My local supervision is fantastic, hands off, check in when needed and always available to reach out to. We are trusted to do the job. When we have to inspect new component groups, we have an introduction we have to give, much like with a Subject, however, I am free to make the introduction however I please, as long as I cover the required items. I am not forced to read a full page of non-sense. Again, trusted to accomplish the mission. We have deadlines and due dates but they are expectations to be met and treated as such, not things to beat over our heads with weekly. Policy changes come in the form of team meetings, with explanation and an opportunity to ask questions, not via email. Our report reviewers look at our reports and recommend changes which they send back to us for fixes. Again, there is an expectation of quality but they do not track the number of mistakes made or if you miss something. Reports are simply reviewed and returned for changes, nothing more, nothing less. It is amazing how different the stress level and tenor of the day to day is compared to DCSA.

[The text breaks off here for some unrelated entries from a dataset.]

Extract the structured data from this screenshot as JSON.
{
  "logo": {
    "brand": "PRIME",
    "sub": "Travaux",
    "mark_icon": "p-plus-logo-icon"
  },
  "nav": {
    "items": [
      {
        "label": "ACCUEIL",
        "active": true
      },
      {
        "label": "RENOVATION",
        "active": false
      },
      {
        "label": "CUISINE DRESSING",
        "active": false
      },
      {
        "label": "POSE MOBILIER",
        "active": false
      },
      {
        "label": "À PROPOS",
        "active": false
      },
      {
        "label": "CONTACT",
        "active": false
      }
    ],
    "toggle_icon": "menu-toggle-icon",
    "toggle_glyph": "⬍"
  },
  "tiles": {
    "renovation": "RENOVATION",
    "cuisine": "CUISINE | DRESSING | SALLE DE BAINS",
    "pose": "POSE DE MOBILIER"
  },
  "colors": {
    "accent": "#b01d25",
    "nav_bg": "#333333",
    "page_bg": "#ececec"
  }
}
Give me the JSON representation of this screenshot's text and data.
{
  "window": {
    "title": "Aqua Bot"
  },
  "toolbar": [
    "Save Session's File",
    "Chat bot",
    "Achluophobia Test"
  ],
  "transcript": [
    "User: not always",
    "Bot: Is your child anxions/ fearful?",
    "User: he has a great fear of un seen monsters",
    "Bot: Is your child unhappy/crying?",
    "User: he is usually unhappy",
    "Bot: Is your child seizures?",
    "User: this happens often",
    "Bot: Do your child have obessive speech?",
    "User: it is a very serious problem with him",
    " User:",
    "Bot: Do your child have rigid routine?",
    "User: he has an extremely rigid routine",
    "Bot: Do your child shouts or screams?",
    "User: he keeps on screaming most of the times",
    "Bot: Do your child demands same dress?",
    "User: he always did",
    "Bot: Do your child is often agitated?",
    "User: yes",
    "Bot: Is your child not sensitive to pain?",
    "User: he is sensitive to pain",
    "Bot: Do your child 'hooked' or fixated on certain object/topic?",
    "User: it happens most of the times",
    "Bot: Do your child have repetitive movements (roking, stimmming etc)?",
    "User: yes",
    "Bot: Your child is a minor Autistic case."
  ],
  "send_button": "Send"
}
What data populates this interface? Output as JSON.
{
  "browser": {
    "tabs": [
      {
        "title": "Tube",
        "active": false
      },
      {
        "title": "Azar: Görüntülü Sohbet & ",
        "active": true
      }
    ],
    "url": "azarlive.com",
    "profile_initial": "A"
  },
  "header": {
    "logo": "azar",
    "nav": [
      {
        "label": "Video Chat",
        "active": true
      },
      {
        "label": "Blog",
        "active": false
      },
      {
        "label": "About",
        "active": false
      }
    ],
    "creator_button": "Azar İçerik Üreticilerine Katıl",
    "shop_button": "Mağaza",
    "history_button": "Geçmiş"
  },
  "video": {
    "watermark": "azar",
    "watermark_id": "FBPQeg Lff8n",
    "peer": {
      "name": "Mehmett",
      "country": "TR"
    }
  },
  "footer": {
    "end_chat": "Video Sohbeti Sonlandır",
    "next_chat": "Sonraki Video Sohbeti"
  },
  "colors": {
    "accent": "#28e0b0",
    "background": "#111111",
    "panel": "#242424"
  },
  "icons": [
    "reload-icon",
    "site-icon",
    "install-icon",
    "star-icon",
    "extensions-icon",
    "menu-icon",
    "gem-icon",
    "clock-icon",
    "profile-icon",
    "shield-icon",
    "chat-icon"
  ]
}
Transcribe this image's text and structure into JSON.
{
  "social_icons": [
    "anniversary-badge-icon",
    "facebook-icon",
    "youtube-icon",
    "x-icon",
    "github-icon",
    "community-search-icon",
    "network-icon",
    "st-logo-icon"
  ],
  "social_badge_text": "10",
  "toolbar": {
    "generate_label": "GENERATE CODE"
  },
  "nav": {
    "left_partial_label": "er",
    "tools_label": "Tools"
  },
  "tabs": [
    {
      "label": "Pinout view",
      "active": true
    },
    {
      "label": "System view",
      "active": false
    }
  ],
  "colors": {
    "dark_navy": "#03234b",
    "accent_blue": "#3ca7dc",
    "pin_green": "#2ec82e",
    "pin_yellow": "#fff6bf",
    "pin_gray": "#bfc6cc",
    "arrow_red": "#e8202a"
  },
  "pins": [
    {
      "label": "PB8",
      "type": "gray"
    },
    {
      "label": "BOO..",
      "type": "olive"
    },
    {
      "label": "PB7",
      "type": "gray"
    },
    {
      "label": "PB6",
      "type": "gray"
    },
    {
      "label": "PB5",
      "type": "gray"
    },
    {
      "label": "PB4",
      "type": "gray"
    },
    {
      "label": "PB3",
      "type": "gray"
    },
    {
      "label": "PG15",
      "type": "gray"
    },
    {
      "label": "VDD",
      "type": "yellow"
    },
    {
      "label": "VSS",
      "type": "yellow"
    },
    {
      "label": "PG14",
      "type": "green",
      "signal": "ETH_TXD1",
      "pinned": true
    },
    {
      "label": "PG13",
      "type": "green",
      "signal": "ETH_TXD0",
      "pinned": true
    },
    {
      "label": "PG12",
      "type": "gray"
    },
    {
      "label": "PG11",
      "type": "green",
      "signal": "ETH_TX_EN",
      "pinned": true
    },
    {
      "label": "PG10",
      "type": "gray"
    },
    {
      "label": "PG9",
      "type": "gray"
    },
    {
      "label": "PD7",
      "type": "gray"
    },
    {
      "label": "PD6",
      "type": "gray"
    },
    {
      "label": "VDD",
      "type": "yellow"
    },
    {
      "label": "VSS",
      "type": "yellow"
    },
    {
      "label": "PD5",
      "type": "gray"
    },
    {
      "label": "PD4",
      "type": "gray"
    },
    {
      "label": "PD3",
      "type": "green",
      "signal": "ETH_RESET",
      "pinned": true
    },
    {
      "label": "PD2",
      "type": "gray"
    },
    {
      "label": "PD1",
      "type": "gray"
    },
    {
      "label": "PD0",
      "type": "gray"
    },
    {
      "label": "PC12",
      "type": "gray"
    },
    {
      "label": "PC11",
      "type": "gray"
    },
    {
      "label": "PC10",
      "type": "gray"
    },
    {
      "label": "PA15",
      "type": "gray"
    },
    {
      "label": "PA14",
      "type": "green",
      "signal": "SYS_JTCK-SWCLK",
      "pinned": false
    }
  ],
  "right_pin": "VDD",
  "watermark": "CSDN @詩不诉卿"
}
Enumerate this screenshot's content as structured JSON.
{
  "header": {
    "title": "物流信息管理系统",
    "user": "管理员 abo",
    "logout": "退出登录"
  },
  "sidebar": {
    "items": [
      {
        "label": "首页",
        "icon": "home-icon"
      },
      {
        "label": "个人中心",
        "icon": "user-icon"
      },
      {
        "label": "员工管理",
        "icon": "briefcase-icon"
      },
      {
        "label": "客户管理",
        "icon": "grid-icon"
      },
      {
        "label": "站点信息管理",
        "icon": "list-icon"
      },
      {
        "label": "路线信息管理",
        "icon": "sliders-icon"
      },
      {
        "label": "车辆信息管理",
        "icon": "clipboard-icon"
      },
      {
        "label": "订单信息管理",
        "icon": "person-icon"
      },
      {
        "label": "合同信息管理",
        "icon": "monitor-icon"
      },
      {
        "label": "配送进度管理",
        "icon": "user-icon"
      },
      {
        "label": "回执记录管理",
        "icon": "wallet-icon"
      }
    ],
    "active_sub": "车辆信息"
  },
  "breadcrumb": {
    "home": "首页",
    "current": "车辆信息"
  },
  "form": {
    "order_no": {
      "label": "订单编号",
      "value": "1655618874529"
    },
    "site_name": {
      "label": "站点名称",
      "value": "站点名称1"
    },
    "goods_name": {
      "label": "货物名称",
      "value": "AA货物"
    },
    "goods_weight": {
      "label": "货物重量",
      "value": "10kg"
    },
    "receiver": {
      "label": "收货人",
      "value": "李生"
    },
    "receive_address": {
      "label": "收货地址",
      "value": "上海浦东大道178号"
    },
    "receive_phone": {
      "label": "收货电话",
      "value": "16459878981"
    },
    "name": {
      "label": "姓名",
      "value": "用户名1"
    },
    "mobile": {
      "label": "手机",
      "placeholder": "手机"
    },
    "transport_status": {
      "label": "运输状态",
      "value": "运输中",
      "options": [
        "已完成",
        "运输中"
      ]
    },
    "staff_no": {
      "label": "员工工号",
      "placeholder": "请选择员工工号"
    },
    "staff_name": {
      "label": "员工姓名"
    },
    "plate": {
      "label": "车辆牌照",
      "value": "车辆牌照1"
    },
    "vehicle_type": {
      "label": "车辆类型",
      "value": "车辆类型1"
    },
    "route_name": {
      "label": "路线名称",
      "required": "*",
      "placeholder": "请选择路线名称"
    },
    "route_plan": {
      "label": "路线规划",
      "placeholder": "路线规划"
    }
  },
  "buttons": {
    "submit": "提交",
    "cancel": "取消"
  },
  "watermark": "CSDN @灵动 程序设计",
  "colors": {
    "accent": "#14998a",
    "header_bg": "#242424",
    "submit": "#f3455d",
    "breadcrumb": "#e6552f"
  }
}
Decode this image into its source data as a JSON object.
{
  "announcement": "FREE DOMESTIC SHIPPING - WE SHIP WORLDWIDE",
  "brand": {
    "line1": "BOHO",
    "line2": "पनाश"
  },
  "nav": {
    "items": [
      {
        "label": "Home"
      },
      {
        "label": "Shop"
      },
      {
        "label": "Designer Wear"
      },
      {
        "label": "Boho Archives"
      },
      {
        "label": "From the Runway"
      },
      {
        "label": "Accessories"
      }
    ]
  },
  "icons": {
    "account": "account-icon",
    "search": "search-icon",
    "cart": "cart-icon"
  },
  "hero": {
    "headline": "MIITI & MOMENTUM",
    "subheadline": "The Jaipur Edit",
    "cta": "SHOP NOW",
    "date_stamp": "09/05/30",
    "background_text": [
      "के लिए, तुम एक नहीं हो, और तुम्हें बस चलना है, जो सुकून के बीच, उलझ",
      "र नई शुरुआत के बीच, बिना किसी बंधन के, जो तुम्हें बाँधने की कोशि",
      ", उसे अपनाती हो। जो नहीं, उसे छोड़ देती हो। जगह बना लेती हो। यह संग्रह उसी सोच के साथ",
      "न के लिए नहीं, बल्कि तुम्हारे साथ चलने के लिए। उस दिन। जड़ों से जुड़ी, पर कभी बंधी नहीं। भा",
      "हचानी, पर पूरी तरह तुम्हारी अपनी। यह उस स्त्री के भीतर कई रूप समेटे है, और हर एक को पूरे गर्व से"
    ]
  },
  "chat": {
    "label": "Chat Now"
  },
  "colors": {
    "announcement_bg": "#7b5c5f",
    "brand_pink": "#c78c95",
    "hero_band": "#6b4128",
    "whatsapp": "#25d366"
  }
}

In my current role, as I progress, my responsibilities will increase and I may be singing a different tune but for now, I am content. Going from a GS12 to a GS9 still sucks, still have to wear a suit, still have to travel (but is much more enjoyable as there are not hard production metrics to meet) and life still can be boring from time to time, so not all is sunshine and rainbows, hahaha.

At this point, I believe I made the right decision to leave (and stay gone) but time will always tell.


Very refreshing to hear details from someone who has been on both sides within a year to compare. Happy things are good so far!